Items from a dataset:
· · · · · · ·
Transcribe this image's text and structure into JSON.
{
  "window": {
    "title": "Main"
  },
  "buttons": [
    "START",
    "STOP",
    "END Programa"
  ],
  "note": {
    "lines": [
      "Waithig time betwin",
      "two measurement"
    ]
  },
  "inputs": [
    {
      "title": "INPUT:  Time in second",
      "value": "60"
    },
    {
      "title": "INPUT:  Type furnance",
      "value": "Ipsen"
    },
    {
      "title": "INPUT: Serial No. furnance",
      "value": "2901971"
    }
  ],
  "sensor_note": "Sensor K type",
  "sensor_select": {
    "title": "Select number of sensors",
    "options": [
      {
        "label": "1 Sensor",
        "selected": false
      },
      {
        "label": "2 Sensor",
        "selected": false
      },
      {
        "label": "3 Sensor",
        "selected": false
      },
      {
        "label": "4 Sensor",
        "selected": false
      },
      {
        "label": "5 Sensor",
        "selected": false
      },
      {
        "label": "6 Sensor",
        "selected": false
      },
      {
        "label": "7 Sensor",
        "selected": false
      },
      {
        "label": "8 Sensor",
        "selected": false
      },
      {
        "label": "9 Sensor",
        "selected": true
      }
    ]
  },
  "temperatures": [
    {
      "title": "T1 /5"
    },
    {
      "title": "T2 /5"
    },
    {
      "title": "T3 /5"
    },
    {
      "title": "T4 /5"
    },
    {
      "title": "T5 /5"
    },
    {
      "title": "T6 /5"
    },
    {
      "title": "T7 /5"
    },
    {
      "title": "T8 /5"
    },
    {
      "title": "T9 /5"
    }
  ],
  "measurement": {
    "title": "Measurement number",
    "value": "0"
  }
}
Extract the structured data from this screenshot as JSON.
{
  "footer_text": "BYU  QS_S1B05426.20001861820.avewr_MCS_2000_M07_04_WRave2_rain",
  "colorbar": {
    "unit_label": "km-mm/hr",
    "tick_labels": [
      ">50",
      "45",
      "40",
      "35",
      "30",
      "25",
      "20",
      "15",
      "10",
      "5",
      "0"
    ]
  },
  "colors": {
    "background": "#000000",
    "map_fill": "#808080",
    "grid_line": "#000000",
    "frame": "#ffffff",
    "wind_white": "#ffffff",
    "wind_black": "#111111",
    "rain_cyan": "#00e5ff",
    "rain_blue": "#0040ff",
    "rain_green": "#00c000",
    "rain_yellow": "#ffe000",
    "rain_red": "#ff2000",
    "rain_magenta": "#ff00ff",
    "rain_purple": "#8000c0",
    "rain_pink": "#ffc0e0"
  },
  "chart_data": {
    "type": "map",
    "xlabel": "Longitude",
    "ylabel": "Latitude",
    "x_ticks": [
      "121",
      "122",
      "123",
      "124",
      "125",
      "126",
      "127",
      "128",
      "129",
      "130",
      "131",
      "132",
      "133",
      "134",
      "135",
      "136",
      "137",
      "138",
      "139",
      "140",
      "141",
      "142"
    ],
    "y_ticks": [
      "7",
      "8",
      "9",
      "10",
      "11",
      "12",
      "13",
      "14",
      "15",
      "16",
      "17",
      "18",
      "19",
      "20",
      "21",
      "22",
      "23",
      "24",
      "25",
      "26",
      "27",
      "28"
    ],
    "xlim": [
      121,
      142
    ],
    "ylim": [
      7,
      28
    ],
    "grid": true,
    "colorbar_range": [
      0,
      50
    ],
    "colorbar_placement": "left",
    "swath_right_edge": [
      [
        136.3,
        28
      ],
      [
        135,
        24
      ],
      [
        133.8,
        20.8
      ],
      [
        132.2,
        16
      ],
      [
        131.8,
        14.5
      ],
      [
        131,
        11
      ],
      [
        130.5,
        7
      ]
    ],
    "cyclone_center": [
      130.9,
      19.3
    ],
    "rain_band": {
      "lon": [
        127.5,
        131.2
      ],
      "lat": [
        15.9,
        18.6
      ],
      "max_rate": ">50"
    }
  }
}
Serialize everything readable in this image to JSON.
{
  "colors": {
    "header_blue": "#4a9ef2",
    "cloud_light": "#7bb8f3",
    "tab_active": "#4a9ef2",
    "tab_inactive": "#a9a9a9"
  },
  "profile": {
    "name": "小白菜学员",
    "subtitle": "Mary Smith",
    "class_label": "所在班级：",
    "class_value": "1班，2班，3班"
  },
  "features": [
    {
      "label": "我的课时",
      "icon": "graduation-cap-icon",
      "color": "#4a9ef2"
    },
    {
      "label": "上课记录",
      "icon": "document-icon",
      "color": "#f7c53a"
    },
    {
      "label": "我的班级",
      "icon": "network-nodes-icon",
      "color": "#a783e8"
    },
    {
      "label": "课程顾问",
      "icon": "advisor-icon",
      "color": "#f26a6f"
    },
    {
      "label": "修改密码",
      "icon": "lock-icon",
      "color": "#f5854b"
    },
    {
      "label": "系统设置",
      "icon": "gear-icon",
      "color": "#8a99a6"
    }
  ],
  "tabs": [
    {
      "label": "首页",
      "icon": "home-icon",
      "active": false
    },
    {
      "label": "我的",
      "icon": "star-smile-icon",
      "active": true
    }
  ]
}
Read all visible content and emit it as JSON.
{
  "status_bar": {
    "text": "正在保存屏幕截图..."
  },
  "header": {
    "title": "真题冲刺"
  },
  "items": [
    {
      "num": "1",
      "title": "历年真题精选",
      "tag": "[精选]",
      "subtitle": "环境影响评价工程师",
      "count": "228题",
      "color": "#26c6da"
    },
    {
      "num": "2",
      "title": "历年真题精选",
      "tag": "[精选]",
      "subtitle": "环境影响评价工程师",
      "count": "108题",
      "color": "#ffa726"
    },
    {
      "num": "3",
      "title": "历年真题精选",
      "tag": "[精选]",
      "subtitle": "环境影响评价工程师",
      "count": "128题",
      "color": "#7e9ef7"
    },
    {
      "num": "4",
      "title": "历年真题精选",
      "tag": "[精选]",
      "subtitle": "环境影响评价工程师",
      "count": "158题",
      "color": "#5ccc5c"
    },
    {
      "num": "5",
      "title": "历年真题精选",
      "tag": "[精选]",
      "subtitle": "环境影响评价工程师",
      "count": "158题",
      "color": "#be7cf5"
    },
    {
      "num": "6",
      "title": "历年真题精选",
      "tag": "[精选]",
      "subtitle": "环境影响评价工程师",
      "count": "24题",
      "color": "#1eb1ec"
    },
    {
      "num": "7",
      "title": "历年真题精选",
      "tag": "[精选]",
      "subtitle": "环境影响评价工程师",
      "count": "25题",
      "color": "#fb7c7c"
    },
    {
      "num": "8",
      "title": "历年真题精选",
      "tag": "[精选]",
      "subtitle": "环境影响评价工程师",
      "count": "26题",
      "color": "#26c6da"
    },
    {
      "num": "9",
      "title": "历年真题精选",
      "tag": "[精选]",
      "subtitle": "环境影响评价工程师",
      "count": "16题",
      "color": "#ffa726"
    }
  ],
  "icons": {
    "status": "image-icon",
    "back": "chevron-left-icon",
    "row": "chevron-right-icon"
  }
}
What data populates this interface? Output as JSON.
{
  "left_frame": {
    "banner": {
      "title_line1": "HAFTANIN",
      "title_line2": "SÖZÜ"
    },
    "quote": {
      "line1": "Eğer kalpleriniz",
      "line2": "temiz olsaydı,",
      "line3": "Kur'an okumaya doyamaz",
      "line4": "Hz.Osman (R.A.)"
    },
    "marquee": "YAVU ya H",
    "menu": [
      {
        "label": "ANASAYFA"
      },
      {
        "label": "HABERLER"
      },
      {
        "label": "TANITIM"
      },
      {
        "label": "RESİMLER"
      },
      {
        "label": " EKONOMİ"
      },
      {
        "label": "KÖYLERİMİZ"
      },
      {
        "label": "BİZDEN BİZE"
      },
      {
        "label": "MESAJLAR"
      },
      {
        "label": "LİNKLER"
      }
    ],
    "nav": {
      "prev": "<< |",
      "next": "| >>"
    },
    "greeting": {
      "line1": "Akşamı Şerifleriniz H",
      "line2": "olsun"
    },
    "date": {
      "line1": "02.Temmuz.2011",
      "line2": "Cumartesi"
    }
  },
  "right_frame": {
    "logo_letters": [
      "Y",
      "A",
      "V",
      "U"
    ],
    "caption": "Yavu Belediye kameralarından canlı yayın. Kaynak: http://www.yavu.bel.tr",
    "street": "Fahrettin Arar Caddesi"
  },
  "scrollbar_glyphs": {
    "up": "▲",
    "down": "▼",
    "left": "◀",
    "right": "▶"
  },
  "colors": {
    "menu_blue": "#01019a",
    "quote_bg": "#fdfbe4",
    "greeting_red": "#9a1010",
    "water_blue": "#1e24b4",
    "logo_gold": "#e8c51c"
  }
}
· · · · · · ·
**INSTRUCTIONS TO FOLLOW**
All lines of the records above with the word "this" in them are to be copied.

**EXERCISE RESULT**
Transcribe this image's text and structure into JSON.
Extract the structured data from this screenshot as JSON.
Serialize everything readable in this image to JSON.
What data populates this interface? Output as JSON.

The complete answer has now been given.